(Records contained in a dataset)
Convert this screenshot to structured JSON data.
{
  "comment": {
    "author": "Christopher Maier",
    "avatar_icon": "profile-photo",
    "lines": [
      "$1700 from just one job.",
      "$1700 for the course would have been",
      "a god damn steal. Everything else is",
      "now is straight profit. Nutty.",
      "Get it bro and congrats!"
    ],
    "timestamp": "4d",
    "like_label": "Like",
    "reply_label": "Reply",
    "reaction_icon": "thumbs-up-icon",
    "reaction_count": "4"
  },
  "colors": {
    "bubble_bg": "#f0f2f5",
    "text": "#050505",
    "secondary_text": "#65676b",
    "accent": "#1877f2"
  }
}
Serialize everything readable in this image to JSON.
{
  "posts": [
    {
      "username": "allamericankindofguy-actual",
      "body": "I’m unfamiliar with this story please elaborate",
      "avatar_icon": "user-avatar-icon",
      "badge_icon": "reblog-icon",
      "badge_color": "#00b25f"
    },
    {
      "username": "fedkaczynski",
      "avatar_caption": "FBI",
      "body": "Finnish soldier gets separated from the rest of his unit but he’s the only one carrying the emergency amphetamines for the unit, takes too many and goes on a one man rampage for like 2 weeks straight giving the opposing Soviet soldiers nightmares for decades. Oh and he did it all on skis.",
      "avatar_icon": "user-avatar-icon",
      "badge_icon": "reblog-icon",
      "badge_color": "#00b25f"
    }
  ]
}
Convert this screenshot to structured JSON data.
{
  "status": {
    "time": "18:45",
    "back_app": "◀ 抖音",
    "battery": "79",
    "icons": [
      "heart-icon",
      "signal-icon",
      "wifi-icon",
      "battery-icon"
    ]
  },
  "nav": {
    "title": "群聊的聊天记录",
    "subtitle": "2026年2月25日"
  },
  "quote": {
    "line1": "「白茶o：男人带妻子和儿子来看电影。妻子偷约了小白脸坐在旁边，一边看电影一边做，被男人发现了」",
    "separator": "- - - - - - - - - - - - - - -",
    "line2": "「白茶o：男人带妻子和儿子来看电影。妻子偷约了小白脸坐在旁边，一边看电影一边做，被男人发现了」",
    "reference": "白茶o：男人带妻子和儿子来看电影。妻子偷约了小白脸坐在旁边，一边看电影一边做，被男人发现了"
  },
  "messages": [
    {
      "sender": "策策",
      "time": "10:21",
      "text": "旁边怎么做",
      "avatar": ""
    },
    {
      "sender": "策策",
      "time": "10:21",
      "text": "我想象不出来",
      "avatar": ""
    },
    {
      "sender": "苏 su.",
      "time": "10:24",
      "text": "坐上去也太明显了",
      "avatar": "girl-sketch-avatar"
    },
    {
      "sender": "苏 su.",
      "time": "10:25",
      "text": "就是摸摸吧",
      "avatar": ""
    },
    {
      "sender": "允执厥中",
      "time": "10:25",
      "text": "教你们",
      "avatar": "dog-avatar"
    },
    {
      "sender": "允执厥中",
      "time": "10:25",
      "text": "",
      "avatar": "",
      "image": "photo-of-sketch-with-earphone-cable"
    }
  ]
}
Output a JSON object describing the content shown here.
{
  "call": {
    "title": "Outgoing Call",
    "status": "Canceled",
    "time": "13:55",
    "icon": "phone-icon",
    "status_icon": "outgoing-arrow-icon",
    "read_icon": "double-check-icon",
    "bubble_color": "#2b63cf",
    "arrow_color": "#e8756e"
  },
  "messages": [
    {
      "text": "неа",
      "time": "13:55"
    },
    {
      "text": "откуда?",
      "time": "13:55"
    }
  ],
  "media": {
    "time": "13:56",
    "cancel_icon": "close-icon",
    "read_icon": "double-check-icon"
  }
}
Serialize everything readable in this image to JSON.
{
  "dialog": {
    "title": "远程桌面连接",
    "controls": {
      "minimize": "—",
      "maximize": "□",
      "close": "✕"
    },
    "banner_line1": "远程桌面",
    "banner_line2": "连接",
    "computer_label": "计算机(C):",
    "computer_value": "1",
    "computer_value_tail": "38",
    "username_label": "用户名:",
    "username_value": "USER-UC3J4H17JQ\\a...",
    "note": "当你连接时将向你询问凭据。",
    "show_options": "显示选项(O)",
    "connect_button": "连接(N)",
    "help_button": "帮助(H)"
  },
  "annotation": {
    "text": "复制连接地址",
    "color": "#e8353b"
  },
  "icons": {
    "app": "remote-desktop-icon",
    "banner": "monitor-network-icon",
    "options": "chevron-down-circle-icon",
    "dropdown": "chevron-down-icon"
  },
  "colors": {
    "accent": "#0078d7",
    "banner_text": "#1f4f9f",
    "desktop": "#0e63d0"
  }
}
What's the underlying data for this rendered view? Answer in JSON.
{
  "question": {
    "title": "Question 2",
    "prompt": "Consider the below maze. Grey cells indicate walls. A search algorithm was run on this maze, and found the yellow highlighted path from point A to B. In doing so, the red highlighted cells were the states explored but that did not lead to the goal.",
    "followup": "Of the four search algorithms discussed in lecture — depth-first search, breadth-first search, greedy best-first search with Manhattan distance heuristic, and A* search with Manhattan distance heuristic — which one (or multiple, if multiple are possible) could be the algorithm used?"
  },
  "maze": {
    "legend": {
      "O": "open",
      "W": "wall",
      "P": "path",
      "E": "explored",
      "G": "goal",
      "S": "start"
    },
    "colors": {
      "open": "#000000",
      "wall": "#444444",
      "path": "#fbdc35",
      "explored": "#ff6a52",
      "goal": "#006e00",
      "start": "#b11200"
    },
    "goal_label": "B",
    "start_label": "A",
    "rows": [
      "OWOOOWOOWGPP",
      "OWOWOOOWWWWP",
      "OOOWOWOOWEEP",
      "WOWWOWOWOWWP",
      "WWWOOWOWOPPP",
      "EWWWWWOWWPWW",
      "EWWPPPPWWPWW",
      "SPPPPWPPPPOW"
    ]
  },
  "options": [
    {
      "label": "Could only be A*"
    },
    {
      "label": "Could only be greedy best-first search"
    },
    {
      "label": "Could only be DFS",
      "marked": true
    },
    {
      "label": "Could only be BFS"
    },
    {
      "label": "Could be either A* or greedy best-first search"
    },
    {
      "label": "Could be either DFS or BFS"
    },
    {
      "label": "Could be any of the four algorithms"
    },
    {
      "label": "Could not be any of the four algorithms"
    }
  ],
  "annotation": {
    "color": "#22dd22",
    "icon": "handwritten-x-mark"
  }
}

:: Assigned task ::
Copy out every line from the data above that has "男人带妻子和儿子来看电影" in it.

:: The completed task ::
    "line1": "「白茶o：男人带妻子和儿子来看电影。妻子偷约了小白脸坐在旁边，一边看电影一边做，被男人发现了」",
    "line2": "「白茶o：男人带妻子和儿子来看电影。妻子偷约了小白脸坐在旁边，一边看电影一边做，被男人发现了」",
    "reference": "白茶o：男人带妻子和儿子来看电影。妻子偷约了小白脸坐在旁边，一边看电影一边做，被男人发现了"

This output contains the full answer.